if i set out to write a short story, i inevitably come up with something in the 8,000 word range.
on thursday, however, i had one of those flashes of inspiration at work that come only when you are so tired, so frustrated, so sick of being in an office when everything that matters to you is back at home, when every hour feels so precious and thus that much more of a waste . . . but i digress. i had a flash of inspiration, i was twiddling my thumbs waiting for a client to respond, and i quickly typed out what i thought would be, in fact, a flash fiction.

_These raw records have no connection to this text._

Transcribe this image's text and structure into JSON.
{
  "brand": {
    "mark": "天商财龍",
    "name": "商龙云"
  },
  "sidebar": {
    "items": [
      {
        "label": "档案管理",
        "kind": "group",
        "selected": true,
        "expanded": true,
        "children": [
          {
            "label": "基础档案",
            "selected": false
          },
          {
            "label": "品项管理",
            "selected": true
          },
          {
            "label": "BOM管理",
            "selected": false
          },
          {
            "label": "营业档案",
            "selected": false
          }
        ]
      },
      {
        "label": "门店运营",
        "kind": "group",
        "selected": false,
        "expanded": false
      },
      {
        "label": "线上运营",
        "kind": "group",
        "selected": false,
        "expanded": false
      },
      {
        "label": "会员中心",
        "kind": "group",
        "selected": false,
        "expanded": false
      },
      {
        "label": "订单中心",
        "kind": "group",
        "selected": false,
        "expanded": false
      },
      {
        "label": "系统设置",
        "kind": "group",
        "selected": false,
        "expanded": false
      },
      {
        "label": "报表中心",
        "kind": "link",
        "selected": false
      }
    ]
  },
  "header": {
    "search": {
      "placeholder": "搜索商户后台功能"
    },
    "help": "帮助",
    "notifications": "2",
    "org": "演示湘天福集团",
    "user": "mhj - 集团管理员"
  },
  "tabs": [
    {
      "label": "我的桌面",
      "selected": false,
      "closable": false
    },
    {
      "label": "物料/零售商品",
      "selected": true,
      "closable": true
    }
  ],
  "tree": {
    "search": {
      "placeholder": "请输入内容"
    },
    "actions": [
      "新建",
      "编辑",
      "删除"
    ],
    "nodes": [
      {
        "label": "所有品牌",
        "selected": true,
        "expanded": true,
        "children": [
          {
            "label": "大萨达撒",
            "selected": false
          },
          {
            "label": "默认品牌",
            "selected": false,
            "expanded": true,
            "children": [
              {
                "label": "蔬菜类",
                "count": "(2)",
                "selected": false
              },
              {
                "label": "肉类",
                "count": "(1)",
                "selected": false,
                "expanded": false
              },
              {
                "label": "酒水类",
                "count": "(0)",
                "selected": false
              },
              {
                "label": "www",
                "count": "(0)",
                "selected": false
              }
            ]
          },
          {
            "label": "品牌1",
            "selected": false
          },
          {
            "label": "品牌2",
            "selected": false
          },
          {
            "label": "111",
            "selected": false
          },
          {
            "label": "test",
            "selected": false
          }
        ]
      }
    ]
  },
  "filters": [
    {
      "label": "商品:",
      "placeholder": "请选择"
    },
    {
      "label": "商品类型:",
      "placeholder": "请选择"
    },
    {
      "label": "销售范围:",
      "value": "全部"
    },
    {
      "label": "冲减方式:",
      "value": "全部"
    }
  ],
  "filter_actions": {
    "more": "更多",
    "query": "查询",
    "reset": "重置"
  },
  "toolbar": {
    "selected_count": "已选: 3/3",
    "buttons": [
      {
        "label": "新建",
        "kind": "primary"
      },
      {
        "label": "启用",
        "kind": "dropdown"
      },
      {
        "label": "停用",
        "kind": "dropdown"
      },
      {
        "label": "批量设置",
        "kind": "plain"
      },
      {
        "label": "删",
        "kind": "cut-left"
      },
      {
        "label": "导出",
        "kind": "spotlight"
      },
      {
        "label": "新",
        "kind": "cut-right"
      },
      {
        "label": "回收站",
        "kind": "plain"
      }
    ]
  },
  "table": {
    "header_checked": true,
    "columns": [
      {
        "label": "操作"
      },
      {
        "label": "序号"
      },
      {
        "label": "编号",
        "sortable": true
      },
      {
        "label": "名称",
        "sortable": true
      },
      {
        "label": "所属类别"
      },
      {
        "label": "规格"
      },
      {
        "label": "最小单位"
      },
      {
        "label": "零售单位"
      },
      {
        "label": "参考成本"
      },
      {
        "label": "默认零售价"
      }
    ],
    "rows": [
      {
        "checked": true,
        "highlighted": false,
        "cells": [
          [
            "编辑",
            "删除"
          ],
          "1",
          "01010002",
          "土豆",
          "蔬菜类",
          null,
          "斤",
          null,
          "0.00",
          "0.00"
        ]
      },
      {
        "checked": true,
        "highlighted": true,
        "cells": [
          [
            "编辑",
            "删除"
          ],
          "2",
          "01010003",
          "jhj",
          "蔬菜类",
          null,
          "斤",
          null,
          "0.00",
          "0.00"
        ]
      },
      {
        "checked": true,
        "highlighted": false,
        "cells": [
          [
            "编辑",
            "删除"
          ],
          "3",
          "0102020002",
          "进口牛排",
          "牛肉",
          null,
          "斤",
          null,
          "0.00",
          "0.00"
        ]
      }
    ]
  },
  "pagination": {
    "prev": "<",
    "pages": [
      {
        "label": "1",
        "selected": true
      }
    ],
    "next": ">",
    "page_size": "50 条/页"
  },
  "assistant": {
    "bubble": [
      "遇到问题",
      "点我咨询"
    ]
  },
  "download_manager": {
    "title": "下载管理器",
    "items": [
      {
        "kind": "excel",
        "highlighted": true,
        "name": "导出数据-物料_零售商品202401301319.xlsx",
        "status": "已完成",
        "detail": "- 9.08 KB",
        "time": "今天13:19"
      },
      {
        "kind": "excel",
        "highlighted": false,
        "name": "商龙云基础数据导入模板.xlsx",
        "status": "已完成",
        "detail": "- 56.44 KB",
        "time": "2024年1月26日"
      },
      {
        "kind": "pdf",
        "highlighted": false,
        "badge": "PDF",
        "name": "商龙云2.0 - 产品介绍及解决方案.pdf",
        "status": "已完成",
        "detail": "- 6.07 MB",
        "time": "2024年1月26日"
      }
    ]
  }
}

it felt strong enough that i put the novel aside today and finished it instead . . . and now i have a full draft of a properly short story: just shy of 3000 words long. strange little story, where the heck did you come from? i feel like you’re my red-headed stepchild. happy to have you, but for the life of me i have no idea what part of my mind you sprang from.
a remarkably ugly set of venice-related chapters done. on to milan.
looking ahead, there will be a fair bit that can come out of the later chapters, and one subplot might have to go entirely, since most of its purpose is now moot. starting to feel a little hopeful after all. when in doubt, go linear.
in other news, i had a remarkably thoughtful critique of a short story by leah bobet. i wish she hired herself out as a beta reader. so many folks critique the language and the structure, but can’t talk about the story itself save how they react to it as readers (they liked it/hated it/were moved by it/didn’t buy it/etc.) which is all fine and dandy, but it’s rare that you find folks who can look critically at the story: about the expectations it creates, the questions it raises, how it establishes authority. myself least of all, it is perhaps what i am most blind to in my own work. i feel lucky to now have two such people, even if the bobet experience was a one-off. i need all the schooling i can get on this.